How should you stay safe around wildlife? In general, keep a safe distance from animals when observing them or taking photos. Even types of animals not thought to be particularly aggressive can become dangerous when encroached upon.
If you’re set on snapping photos, use a telephoto lens if possible and avoid using flash, which can bother wildlife. Never feed wild animals, and instruct kids similarly. Human food is seldom nutritious for animals, and it can encourage them to visit campsites more often, leading to unhappy endings for some animals. Don’t use headphones or earbuds, so you can remain aware of your surroundings.
The New York Times has compiled a list of five tips for wild animal encounters in general. The list boils down to the following: keep calm, look big, don’t run from predators, don’t take selfies, and no feeding.
Below, we’ve compiled some guidance for how to handle meet-and-greets with specific types of wildlife:
The United States is home to two kinds of bears. Black bears, which may in fact range in color from black to brown and even to white, are found widely across the country. Grizzly bears—also called brown bears—normally are larger than black bears and can be distinguished by their pronounced shoulder hump. In North America, grizzly bears are generally found only in Wyoming, Washington, Montana, Idaho, Alaska, and western Canada.
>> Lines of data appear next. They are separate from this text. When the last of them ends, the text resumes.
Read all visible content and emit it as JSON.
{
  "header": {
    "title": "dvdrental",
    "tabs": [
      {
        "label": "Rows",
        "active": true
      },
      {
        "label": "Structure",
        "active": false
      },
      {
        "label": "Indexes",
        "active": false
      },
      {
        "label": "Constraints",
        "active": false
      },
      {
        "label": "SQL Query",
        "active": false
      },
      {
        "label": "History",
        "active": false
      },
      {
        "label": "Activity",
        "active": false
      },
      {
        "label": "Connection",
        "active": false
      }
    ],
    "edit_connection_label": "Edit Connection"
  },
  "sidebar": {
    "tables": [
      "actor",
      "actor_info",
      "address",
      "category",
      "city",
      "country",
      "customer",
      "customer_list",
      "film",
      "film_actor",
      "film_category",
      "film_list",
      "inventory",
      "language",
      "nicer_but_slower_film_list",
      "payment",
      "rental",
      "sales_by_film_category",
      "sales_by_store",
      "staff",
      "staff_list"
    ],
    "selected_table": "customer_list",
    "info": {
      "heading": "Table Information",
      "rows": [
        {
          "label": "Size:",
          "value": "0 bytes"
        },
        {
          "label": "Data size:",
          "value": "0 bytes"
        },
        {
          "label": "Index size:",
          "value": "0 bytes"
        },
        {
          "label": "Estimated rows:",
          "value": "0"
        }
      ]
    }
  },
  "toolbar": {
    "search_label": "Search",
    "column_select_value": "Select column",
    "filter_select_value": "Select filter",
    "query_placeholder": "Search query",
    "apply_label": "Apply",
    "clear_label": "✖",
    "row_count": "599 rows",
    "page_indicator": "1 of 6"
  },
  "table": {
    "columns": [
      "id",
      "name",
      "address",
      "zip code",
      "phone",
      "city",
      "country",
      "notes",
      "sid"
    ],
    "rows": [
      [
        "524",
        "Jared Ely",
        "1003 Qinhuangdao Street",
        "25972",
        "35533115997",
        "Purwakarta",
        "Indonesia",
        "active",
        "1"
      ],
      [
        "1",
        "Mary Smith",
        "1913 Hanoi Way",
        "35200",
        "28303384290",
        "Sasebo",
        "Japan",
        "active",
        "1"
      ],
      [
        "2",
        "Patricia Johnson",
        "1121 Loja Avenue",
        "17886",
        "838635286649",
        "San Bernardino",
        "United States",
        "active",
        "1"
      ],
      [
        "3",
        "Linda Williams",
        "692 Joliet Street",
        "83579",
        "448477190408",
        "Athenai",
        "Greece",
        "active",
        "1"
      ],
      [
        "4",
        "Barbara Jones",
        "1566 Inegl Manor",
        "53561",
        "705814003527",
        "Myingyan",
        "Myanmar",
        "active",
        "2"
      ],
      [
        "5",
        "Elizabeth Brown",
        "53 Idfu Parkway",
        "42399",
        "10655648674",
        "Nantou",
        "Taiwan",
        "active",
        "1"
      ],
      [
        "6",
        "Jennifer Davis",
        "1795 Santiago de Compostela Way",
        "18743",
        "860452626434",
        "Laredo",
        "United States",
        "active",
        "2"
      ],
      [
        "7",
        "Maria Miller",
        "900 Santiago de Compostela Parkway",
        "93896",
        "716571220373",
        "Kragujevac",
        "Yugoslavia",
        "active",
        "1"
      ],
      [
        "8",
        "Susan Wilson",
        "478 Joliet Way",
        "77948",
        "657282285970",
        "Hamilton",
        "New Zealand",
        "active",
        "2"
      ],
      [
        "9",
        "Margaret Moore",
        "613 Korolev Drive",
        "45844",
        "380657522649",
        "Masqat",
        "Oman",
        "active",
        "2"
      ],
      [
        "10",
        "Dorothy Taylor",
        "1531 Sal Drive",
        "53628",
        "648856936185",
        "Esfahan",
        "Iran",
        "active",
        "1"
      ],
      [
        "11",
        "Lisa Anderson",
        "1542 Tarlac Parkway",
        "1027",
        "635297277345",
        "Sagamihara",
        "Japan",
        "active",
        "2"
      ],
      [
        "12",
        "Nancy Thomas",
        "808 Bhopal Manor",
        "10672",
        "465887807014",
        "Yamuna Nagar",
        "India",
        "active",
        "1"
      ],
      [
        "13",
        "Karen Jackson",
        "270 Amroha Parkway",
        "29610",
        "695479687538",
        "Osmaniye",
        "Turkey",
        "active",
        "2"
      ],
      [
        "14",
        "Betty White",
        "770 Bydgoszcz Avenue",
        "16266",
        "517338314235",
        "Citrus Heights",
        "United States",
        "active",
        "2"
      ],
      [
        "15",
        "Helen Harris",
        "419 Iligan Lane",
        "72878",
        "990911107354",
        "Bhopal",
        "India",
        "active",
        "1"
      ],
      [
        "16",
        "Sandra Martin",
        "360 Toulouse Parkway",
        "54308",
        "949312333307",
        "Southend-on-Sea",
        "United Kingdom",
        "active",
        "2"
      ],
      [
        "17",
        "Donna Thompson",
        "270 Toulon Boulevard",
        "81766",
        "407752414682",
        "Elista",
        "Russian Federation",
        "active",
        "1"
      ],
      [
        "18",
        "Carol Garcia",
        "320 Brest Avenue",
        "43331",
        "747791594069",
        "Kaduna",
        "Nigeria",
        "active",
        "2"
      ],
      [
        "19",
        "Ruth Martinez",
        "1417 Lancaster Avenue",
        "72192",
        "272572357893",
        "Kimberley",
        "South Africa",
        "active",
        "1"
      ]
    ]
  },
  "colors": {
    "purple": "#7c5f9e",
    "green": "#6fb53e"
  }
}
Stay at least 100 yards away from bears. To make your presence known when in bear country, try singing or clapping. In late summer and fall, avoid trails that run through oak brush and berry patches (ursine feeding grounds). It’s unusual for bears to attack people, unless they feel threatened.
Colorado Parks and Wildlife offers the following advice for black bear encounters:
- If you surprise a bear on a trail, stand still, remain calm, and talk in a normal tone.
- If you see cubs, leave the area right away.
- If a bear you spot does not leave, continue to talk calmly and also wave your arms slowly overhead.
- While continuing to look at the bear, slowly back away.
- If a bear approaches, stand your ground, yell, and throw small stones in the bear’s general direction.
- If you have bear spray (an effective form of pepper spray), use it when the bear is about 40 feet away.
- If the bear attacks, which is unlikely, fight back with any available object or even your bare hands.
Advice for grizzly bear encounters is similar to the advice for black bear encounters, with one key difference: if a grizzly attacks you should play dead by lying flat on your stomach and placing your hands over the back of your neck.
Mountain lions (aka cougars, panthers, pumas)
Mountain lion attacks are extremely rare, though not unheard of. Children and pets are at greater risk than adults. As should be obvious, never approach a mountain lion.
Colorado Parks and Wildlife offers the following advice for mountain lion encounters:
- Stay calm if you happen upon a mountain lion.
- Speak calmly and firmly, face the lion, stand upright, and make only slow movements.
- Back up slowly.
- Do whatever you can to appear larger, such as raising your arms or opening a jacket.
- Pick up small children so they do not run.
- If the mountain lion behaves aggressively, throw anything you can reach at the lion without turning your back.
- In the unlikely event of an attack, fight back with any object you can reach or even your bare hands.
Bison (aka buffalo)
Always stay at least 25 yards from a bison. Surprisingly, bison can run three times as fast as humans. Don’t try to scare or chase away a bison. If a bison attacks, seek protection behind a tree or boulder and protect your head and neck.
Give moose at least 50 feet of space. Remember that moose can run up to 35 miles per hour. If a moose sees you, speak calmly and move away. If a moose charges, run, and try to position yourself behind a boulder, tree, or car for protection. A moose is unlikely to chase you for long. If a moose knocks you over, curl up in a ball and do not fight back.
Stay at least 50 yards from a mountain goat. If the goat approaches, try to move to a safe distance. If it continues to approach, try to scare it by yelling or making other noise and by throwing stones toward it.
Avoid encounters by exercising care when moving logs or brush. If you encounter a snake, calmly move away. If you are bitten by a potentially venomous snake, minimize your activity to prevent spread of venom. Position the bitten body part below the heart. Clean the wound with soap. Try to get to a hospital as quickly as possible.